• **Work instructions**
Please print each entry below exactly as it reads.

Excerpts from an interface dataset:
========================================================================

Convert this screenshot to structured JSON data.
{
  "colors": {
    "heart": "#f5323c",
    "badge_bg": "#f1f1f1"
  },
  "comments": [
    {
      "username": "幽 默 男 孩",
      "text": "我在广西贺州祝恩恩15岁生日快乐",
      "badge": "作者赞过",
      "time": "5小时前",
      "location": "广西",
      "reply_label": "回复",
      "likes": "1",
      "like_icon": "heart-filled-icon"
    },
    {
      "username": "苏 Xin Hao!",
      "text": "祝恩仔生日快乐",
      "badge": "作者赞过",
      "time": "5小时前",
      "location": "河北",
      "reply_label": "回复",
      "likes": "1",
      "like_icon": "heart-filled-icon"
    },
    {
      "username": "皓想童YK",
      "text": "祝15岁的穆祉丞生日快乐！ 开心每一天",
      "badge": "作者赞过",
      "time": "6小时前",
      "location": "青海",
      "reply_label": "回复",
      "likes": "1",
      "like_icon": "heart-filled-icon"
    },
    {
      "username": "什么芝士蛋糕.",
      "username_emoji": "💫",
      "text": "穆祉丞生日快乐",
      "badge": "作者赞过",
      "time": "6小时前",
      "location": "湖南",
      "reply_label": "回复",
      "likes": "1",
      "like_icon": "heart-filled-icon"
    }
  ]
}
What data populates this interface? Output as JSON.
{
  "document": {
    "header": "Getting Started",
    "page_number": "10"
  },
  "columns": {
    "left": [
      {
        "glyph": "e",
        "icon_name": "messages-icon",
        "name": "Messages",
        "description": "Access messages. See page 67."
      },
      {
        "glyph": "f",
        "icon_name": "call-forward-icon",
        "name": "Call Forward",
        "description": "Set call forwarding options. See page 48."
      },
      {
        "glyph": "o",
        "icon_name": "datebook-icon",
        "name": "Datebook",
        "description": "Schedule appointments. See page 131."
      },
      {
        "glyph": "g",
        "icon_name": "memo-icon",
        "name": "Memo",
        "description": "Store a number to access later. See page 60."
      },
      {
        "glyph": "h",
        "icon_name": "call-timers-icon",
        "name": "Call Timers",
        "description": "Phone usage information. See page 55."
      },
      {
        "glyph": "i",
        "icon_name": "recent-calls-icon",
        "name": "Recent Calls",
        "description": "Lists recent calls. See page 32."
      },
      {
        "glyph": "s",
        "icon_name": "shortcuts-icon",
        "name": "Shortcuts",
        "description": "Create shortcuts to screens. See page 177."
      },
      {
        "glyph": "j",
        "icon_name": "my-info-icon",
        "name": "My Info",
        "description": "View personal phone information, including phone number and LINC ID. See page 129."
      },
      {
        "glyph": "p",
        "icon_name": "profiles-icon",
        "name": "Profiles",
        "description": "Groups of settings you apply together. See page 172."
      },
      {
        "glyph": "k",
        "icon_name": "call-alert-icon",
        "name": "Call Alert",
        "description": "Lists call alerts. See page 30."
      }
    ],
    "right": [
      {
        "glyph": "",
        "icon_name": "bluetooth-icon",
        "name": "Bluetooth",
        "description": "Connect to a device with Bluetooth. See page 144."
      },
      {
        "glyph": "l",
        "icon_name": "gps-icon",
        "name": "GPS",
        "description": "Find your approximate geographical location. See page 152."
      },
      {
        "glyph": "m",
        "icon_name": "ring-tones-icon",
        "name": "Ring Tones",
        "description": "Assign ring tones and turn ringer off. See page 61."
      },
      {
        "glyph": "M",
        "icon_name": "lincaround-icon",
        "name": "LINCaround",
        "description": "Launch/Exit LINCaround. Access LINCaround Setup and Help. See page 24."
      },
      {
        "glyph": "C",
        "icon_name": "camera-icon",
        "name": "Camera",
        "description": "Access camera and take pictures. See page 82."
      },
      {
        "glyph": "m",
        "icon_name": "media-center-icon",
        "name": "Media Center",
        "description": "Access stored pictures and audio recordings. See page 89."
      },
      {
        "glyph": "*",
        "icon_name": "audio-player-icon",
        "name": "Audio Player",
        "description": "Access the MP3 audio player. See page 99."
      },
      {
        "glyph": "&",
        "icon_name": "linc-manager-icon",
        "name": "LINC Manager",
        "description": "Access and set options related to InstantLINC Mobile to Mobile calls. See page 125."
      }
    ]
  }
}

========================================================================

• **Reply**
Convert this screenshot to structured JSON data.
{
  "colors": {
    "heart": "#f5323c",
    "badge_bg": "#f1f1f1"
  },
  "comments": [
    {
      "username": "幽 默 男 孩",
      "text": "我在广西贺州祝恩恩15岁生日快乐",
      "badge": "作者赞过",
      "time": "5小时前",
      "location": "广西",
      "reply_label": "回复",
      "likes": "1",
      "like_icon": "heart-filled-icon"
    },
    {
      "username": "苏 Xin Hao!",
      "text": "祝恩仔生日快乐",
      "badge": "作者赞过",
      "time": "5小时前",
      "location": "河北",
      "reply_label": "回复",
      "likes": "1",
      "like_icon": "heart-filled-icon"
    },
    {
      "username": "皓想童YK",
      "text": "祝15岁的穆祉丞生日快乐！ 开心每一天",
      "badge": "作者赞过",
      "time": "6小时前",
      "location": "青海",
      "reply_label": "回复",
      "likes": "1",
      "like_icon": "heart-filled-icon"
    },
    {
      "username": "什么芝士蛋糕.",
      "username_emoji": "💫",
      "text": "穆祉丞生日快乐",
      "badge": "作者赞过",
      "time": "6小时前",
      "location": "湖南",
      "reply_label": "回复",
      "likes": "1",
      "like_icon": "heart-filled-icon"
    }
  ]
}
What data populates this interface? Output as JSON.
{
  "document": {
    "header": "Getting Started",
    "page_number": "10"
  },
  "columns": {
    "left": [
      {
        "glyph": "e",
        "icon_name": "messages-icon",
        "name": "Messages",
        "description": "Access messages. See page 67."
      },
      {
        "glyph": "f",
        "icon_name": "call-forward-icon",
        "name": "Call Forward",
        "description": "Set call forwarding options. See page 48."
      },
      {
        "glyph": "o",
        "icon_name": "datebook-icon",
        "name": "Datebook",
        "description": "Schedule appointments. See page 131."
      },
      {
        "glyph": "g",
        "icon_name": "memo-icon",
        "name": "Memo",
        "description": "Store a number to access later. See page 60."
      },
      {
        "glyph": "h",
        "icon_name": "call-timers-icon",
        "name": "Call Timers",
        "description": "Phone usage information. See page 55."
      },
      {
        "glyph": "i",
        "icon_name": "recent-calls-icon",
        "name": "Recent Calls",
        "description": "Lists recent calls. See page 32."
      },
      {
        "glyph": "s",
        "icon_name": "shortcuts-icon",
        "name": "Shortcuts",
        "description": "Create shortcuts to screens. See page 177."
      },
      {
        "glyph": "j",
        "icon_name": "my-info-icon",
        "name": "My Info",
        "description": "View personal phone information, including phone number and LINC ID. See page 129."
      },
      {
        "glyph": "p",
        "icon_name": "profiles-icon",
        "name": "Profiles",
        "description": "Groups of settings you apply together. See page 172."
      },
      {
        "glyph": "k",
        "icon_name": "call-alert-icon",
        "name": "Call Alert",
        "description": "Lists call alerts. See page 30."
      }
    ],
    "right": [
      {
        "glyph": "",
        "icon_name": "bluetooth-icon",
        "name": "Bluetooth",
        "description": "Connect to a device with Bluetooth. See page 144."
      },
      {
        "glyph": "l",
        "icon_name": "gps-icon",
        "name": "GPS",
        "description": "Find your approximate geographical location. See page 152."
      },
      {
        "glyph": "m",
        "icon_name": "ring-tones-icon",
        "name": "Ring Tones",
        "description": "Assign ring tones and turn ringer off. See page 61."
      },
      {
        "glyph": "M",
        "icon_name": "lincaround-icon",
        "name": "LINCaround",
        "description": "Launch/Exit LINCaround. Access LINCaround Setup and Help. See page 24."
      },
      {
        "glyph": "C",
        "icon_name": "camera-icon",
        "name": "Camera",
        "description": "Access camera and take pictures. See page 82."
      },
      {
        "glyph": "m",
        "icon_name": "media-center-icon",
        "name": "Media Center",
        "description": "Access stored pictures and audio recordings. See page 89."
      },
      {
        "glyph": "*",
        "icon_name": "audio-player-icon",
        "name": "Audio Player",
        "description": "Access the MP3 audio player. See page 99."
      },
      {
        "glyph": "&",
        "icon_name": "linc-manager-icon",
        "name": "LINC Manager",
        "description": "Access and set options related to InstantLINC Mobile to Mobile calls. See page 125."
      }
    ]
  }
}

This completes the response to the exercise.